“For e’en a woman’s wisdom’s not so coarse

As to despise the good and choose the worse.”

But it is consistent with the character of, and becoming to God to give form to what is shapeless, and to invest what is most ugly with admirable beauty. Again, if the new world is to be exactly like the old one, then the maker is only wasting his labour, and differs in no respect from infant children who, very often while playing on the sea shore raise up little mounds of sand, and then pull them down again with their hands and destroy them; for it would have been much better than making another world exactly like the former, neither to take anything from, nor to add anything to, nor to change either for the better or for the worse, what existed originally, but to let it remain just as it was. If, on the other hand, he is about to make a world better than the former one, then the maker too must be better than the maker of the former world, so that when he made the former world he was inferior both in his skill and in his intellect, which is impious even to imagine, for God is at all times equal and similar to himself, being neither capable of any relaxation which can make him worse, nor of any extension which can make him better.
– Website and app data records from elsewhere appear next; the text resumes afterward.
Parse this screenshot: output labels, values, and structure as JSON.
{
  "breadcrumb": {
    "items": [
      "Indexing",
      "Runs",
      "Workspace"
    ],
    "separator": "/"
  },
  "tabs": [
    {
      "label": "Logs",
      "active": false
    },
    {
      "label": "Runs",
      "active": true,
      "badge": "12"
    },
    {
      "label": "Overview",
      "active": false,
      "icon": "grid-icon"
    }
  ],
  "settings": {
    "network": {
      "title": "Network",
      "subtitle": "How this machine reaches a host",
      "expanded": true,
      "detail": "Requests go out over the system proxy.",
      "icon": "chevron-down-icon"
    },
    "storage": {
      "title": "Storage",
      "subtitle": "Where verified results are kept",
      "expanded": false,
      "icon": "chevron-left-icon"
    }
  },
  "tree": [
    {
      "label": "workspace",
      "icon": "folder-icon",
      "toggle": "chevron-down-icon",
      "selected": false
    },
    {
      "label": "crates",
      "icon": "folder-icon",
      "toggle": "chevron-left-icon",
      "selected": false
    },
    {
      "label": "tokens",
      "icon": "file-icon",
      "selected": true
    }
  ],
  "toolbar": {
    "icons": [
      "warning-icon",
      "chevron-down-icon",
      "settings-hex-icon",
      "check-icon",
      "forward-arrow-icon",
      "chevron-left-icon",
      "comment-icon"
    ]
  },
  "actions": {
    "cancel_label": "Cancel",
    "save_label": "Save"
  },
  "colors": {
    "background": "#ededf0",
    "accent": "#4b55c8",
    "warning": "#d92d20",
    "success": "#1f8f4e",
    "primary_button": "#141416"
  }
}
Men, indeed, do admit of such inequalities in either direction, being naturally liable to alter either for the better or for the worse, and continually admitting of increase, and advance, and improvement, and everything contrary to these states; and besides this, the works of us who are but mortal men may very appropriately be perishable, but the works of the immortal must in all consistency and reason be likewise imperishable, for it is natural that what is made should resemble the nature of the maker.